*** Begin section ***
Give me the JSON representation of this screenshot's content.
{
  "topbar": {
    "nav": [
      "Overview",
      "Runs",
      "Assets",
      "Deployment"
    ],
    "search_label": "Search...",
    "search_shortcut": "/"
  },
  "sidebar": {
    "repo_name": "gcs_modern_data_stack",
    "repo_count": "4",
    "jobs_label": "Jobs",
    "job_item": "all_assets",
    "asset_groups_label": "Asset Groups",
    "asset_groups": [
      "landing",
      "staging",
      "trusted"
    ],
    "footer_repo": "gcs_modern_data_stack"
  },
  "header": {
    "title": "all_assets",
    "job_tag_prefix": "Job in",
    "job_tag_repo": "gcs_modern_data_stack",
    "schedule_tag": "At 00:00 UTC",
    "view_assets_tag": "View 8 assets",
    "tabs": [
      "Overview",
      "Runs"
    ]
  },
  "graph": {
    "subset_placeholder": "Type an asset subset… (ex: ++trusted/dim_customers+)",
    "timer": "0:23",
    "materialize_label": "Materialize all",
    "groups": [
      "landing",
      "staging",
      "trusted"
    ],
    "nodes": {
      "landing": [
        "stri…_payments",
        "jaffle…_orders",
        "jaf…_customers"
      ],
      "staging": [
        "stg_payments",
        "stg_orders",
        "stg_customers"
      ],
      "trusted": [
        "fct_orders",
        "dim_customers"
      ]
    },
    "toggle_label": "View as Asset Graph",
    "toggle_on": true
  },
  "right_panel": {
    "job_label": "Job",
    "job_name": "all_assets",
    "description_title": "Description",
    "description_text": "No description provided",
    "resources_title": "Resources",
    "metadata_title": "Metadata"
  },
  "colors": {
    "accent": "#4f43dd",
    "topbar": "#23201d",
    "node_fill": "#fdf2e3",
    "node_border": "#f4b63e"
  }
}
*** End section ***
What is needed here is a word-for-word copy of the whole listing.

* **The answer**
Give me the JSON representation of this screenshot's content.
{
  "topbar": {
    "nav": [
      "Overview",
      "Runs",
      "Assets",
      "Deployment"
    ],
    "search_label": "Search...",
    "search_shortcut": "/"
  },
  "sidebar": {
    "repo_name": "gcs_modern_data_stack",
    "repo_count": "4",
    "jobs_label": "Jobs",
    "job_item": "all_assets",
    "asset_groups_label": "Asset Groups",
    "asset_groups": [
      "landing",
      "staging",
      "trusted"
    ],
    "footer_repo": "gcs_modern_data_stack"
  },
  "header": {
    "title": "all_assets",
    "job_tag_prefix": "Job in",
    "job_tag_repo": "gcs_modern_data_stack",
    "schedule_tag": "At 00:00 UTC",
    "view_assets_tag": "View 8 assets",
    "tabs": [
      "Overview",
      "Runs"
    ]
  },
  "graph": {
    "subset_placeholder": "Type an asset subset… (ex: ++trusted/dim_customers+)",
    "timer": "0:23",
    "materialize_label": "Materialize all",
    "groups": [
      "landing",
      "staging",
      "trusted"
    ],
    "nodes": {
      "landing": [
        "stri…_payments",
        "jaffle…_orders",
        "jaf…_customers"
      ],
      "staging": [
        "stg_payments",
        "stg_orders",
        "stg_customers"
      ],
      "trusted": [
        "fct_orders",
        "dim_customers"
      ]
    },
    "toggle_label": "View as Asset Graph",
    "toggle_on": true
  },
  "right_panel": {
    "job_label": "Job",
    "job_name": "all_assets",
    "description_title": "Description",
    "description_text": "No description provided",
    "resources_title": "Resources",
    "metadata_title": "Metadata"
  },
  "colors": {
    "accent": "#4f43dd",
    "topbar": "#23201d",
    "node_fill": "#fdf2e3",
    "node_border": "#f4b63e"
  }
}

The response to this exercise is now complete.